"We also know that many social factors impact their success including high concentration of poverty, high crime, unsafe streets and inadequate public transit, parks and other amenities," she adds. "Our long-term vision is for Outside In to be a center for excellence in integrated care for individuals and communities who are marginalized. This is a commitment larger than access to health care, or mental health, or substance use treatment, or housing, or case management, or education, or job placement. This is a commitment to the whole person at the center of care surrounded by compassionate providers, supports, and their ability to choose what is most meaningful to self."
Outside In's former long-time director Kathy Oliver was among the honored guests at the groundbreaking and was delighted to see a project she initiated taking off.
"I'm so glad to see this moving ahead," she says. "Before I left, this was a vision of mine to have a center in East County. It could be a tremendous resource. I think there's a lot of poverty and a need for healthcare, so providing the center here in this neighborhood is so exciting."
Inspiring in the inner city
Outside In currently employs around 185 people with a wide variety of skill sets to further the nonprofit group's cause.
Emily Stadler, a fairly new outreach support specialist for Outside In, says she is now working her dream job by working with the organization.
"I attended Lincoln High School and I'd always walk by Outside In and see the community they served and thought I wanted to work with them one day," she explains. "I've always had a passion to work with underserved individuals. So, I was able to fulfill a childhood dream."
Stadler helps the medical van team in Rosewood two days a week, assisting folks with Medicaid registration and scheduling medical appointments. She is also the only bilingual team member in outreach at Rosewood, and in a community with a large Latinx population, that is very valuable.
"I think it's important to provide services to people who don't have access to transportation or means to get into downtown as readily," Stadler says of Outside In's push into East Multnomah County.
"We moved to East County because homelessness and poverty are moving out from city center," adds medical provider Meghan Brinson. "So, we're trying to follow the population we serve."

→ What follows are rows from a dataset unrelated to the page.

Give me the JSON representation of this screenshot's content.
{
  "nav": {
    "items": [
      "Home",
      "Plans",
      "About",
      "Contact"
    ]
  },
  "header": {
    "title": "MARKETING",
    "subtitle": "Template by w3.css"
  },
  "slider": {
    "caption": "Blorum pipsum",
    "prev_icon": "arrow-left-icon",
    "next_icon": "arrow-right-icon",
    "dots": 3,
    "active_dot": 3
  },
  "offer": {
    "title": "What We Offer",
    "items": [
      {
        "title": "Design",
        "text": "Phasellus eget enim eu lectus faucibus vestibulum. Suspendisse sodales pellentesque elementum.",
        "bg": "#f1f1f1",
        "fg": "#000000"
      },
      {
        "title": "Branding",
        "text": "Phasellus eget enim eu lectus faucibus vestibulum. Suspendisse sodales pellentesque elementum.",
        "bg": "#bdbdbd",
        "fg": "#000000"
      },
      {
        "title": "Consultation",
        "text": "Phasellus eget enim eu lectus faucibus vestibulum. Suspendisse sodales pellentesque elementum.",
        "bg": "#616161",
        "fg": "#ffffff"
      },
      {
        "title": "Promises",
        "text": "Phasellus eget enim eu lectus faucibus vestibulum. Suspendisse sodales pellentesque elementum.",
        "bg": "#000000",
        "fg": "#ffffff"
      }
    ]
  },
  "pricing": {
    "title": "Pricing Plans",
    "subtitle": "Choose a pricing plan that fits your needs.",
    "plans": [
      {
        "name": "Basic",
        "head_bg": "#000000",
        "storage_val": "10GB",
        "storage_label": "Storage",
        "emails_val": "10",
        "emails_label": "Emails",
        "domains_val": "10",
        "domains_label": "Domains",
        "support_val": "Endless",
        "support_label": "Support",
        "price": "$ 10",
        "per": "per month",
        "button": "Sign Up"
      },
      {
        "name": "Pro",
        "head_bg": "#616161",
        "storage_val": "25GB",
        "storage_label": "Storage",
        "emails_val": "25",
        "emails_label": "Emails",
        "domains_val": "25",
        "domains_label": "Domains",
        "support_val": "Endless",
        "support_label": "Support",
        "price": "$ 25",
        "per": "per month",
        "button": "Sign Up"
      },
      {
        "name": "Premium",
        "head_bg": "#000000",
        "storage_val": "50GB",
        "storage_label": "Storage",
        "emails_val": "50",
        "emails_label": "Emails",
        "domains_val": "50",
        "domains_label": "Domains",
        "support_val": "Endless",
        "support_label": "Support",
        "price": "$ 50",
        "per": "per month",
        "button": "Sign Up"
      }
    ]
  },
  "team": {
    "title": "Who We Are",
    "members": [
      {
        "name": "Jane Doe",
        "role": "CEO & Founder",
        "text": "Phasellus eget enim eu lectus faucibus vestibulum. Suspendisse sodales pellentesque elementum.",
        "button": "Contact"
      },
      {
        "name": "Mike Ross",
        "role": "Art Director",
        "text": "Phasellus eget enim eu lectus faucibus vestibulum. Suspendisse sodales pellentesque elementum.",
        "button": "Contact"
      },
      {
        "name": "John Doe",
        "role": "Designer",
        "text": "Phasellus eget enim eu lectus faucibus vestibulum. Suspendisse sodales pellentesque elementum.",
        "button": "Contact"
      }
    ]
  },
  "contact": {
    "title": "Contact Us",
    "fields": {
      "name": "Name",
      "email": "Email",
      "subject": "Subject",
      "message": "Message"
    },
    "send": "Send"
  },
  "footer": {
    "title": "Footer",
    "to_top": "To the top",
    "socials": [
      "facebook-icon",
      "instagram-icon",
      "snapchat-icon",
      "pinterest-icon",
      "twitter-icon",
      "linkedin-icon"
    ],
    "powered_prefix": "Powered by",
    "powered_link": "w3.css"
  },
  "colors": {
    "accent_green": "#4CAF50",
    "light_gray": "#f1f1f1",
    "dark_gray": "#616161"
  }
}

The Rosewood mobile contingent of Outside In opened in June and sees about 5-10 patients a week for medical services and 12 or so a day for Oregon Health Plan assistance.
"We hope to see more," Brinson says. "Our cap is about 30 people per week (for medical services)."
Dealing in dignity
Though many of the people employed by Outside In are professionals in their fields, including Patron who has worked in community health for several years, they never treat patients or clients like they know best.
"We don't come at a situation thinking we are experts and know what a person needs," Patron explains. "We put the person at the center of our care and services. For 51 years, Outside In's approach to care has been driven not by what's popular, but by patient needs. We've been listening to our patients and fearlessly working to create a continuum of care and an environment where everyone belongs. We strive to validate the humanity of every single person who walks through our doors. We aim to create a community where all are treated with dignity and respect."
Opportunities for growth, giving
Besides employees, Outside In works with about 300 volunteers every year, and is always accepting new people who want to help further its mission.
"We have a lot of opportunities for people to get involved," Patron says. "Because our services are so diverse, we have volunteer opportunities for pretty much anyone. There are a lot of ways people can get engaged."
For more information about how to get involved, visit outsidein.org/about-us/volunteer/.
You count on us to stay informed and we depend on you to fund our efforts. Quality local journalism takes time and money. Please support us to protect the future of community journalism.